May 13, 2013 — Boston Scientific has received CE Mark approval for the Rhythmia Mapping System, a 3-D mapping and navigation solution for use in cardiac catheter ablations and other electrophysiology (EP) procedures to treat a variety of conditions in which the heart beats abnormally. Some of those conditions include atrial flutter, atrial fibrillation and ventricular tachycardia. Boston Scientific is offering the Rhythmia Mapping System with the company's 64 electrode IntellaMap Orion Mapping Catheter, which has also received CE Mark approval. The combination, part of the 2012 Rhythmia Medical acquisition, is designed to provide electrophysiologists with accurate, high-resolution electro-anatomical maps.
"In a pair of independent clinical studies, we repeatedly showed that the Rhythmia Mapping System can rapidly generate and display high density electro-anatomical maps that allowed clinicians to effectively diagnose and treat even the most complex patients," said Hiroshi Nakagawa, M.D., Ph.D., professor of medicine, director, Clinical Catheter Ablation Program, University of Oklahoma Health Sciences Center, and one of the principle investigators in the studies. "The IntellaMap Orion Catheter has a sophisticated 64 electrode design and unique deployable basket that provided a high degree of maneuverability."
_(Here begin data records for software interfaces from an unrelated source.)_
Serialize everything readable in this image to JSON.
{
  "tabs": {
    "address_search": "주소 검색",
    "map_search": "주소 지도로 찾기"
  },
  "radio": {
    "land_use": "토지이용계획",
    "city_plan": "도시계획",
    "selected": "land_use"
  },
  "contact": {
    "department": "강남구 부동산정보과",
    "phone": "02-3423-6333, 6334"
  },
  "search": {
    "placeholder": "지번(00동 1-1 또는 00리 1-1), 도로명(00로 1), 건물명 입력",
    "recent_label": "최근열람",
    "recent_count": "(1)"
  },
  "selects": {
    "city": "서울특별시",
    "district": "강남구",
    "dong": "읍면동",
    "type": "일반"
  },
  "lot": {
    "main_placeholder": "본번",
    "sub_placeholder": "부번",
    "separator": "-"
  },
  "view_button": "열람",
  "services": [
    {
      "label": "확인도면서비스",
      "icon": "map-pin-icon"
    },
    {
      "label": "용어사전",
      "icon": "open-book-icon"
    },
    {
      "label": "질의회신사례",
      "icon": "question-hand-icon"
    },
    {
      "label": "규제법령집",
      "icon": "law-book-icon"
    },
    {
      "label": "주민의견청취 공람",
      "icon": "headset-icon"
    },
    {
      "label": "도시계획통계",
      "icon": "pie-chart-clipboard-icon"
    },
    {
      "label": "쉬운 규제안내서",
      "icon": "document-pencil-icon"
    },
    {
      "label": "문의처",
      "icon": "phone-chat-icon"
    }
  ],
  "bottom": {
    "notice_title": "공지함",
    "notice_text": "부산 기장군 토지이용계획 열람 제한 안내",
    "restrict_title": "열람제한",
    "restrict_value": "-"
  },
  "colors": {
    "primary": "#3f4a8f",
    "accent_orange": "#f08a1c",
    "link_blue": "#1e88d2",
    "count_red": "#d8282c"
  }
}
EP mapping and navigation systems have become a standard tool for physicians performing catheter ablations, and current systems demand tradeoffs between accuracy and speed. A more accurate, high-resolution image may improve a physician's ability to select the appropriate site to ablate, improving procedural efficacy. Similarly, increasing the speed at which a mapping system can provide a high-resolution map may significantly reduce procedure time. The Rhythmia Mapping System is designed to increase speed and improve density of mapping compared to existing systems, potentially offering significant benefit to patients, physicians and health care systems.
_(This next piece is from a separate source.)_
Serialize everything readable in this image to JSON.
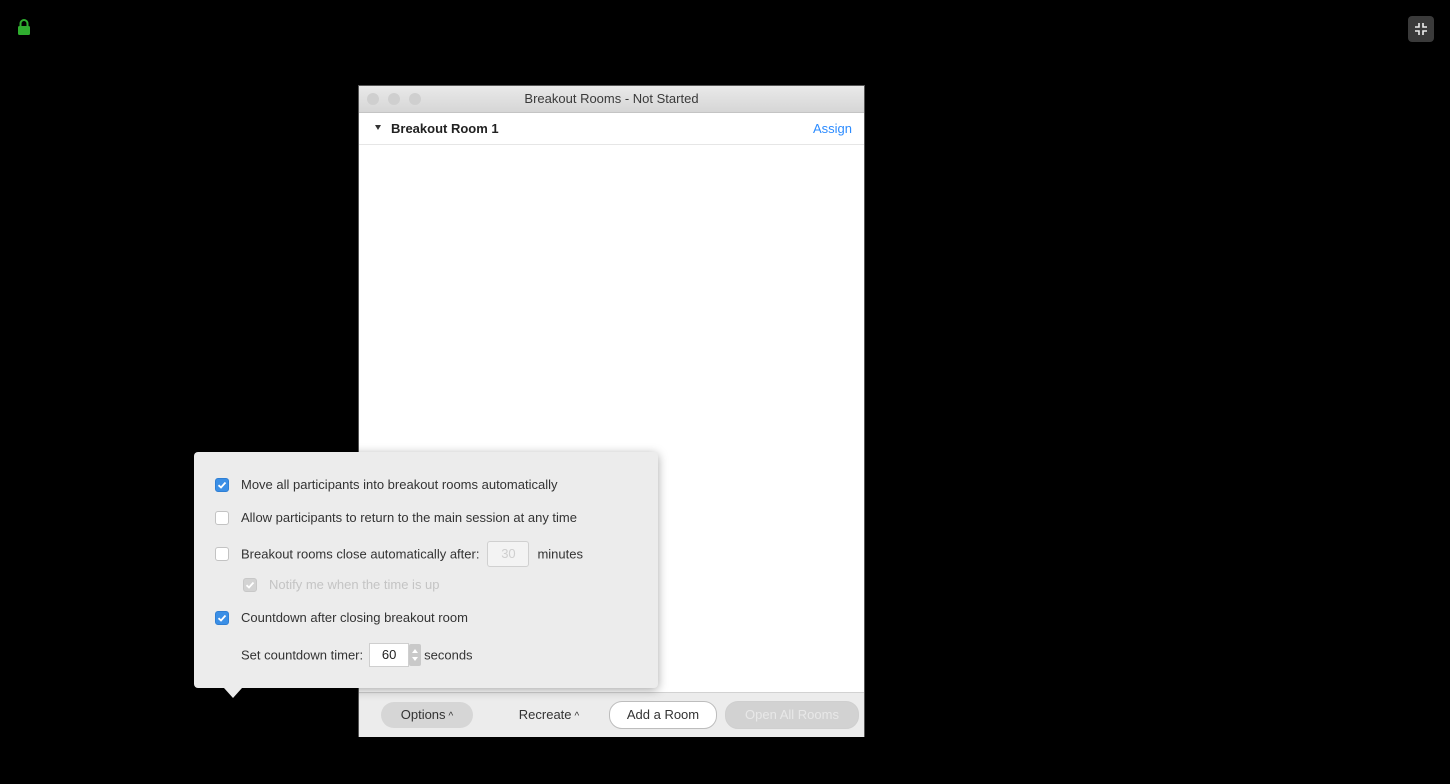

In the United States, the Rhythmia Mapping System is an investigational device and not available for sale.
For more information: www.bostonscientific.com